Thursday, October 25, 2007

Lime Disease facts


Lime disease presentation varies widely, and may include a rash and flu-like symptoms in its initial stage, then musculoskeletal, arthritic, neurological, psychiatric and cardiac manifestations.

In a majority of cases symptoms can be eliminated with the use of specific antibiotics, especially if treatment is started very early in the course of illness.Late or inadequate treatment often leads to "late stage" Lime disease (lime disease) that is disabling and difficult to treat. Furthermore, this is complicated by the fact that this is a very difficult disease to diagnose accurately in the early stages.


The acute phase of Lime disease (lyme disease) infection is a characteristic reddish "bulls-eye" rash, with accompanying fever, and musculoskeletal pain. The characteristic reddish "bull's-eye" rash may be seen in up to 80% of early stage Lime disease (Lyme Disease)patients, and can appear anywhere from one day to a month after a tick bite. The rash does not represent an allergic reaction to the bite, but rather a skin infection with the Lime (lyme) bacteria.

Lime disease (lyme disease), or borreliosis, is an infectious disease caused by spirochete bacteria from the genus Borrelia. The vector of infection is typically the bite of an infected black-legged or deer tick, but other carriers may be ticks which have been implicated. Borrelia burgdorferi is the predominant cause of Lyme disease in the US and Borrelia afzelii and Borrelia garinii are in Europe.

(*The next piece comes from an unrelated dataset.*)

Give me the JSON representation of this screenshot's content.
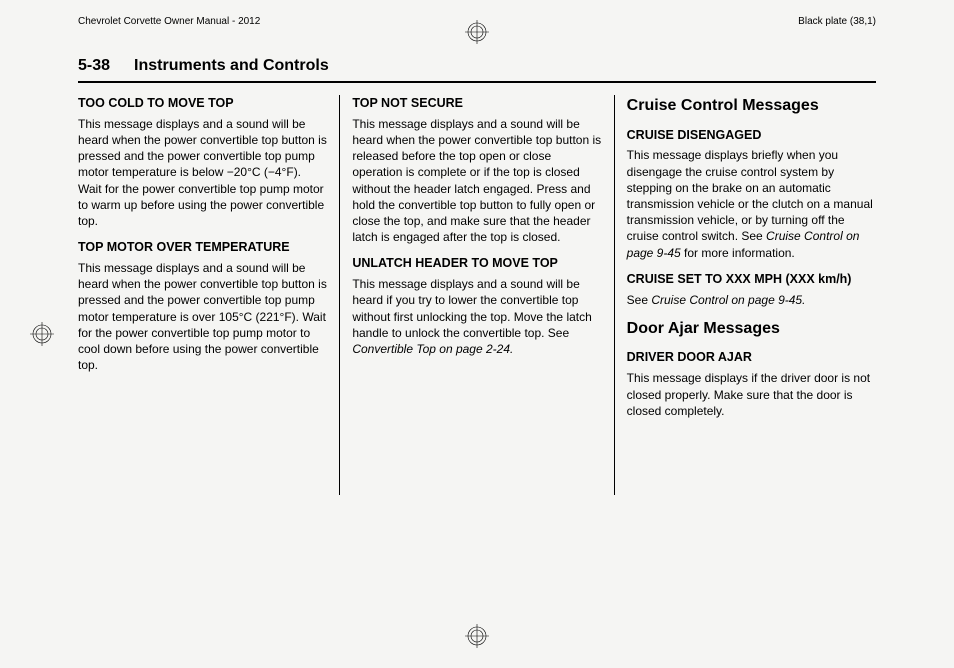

Other, less common findings in acute Lime disease (lyme disease)include cardiac problems which can happen in up to 10% of patients and include such symptoms as palpitations. There is also a risk in some cases of neurological symptoms with simple altered mental status as the sole presenting symptom.

Chronic Lime disease (lyme disease) can be manifested by a wide-range of neurological disorders, either central or peripheral, including encephalitis or encephalomyelitis, muscle twitching, polyneuropathy or paresthesia, and vestibular symptoms among others. Neuropsychiatric disturbances can occur (possibly from a low-level encephalitis), which may lead to symptoms of memory loss, sleep disturbances, or changes in mood or affect.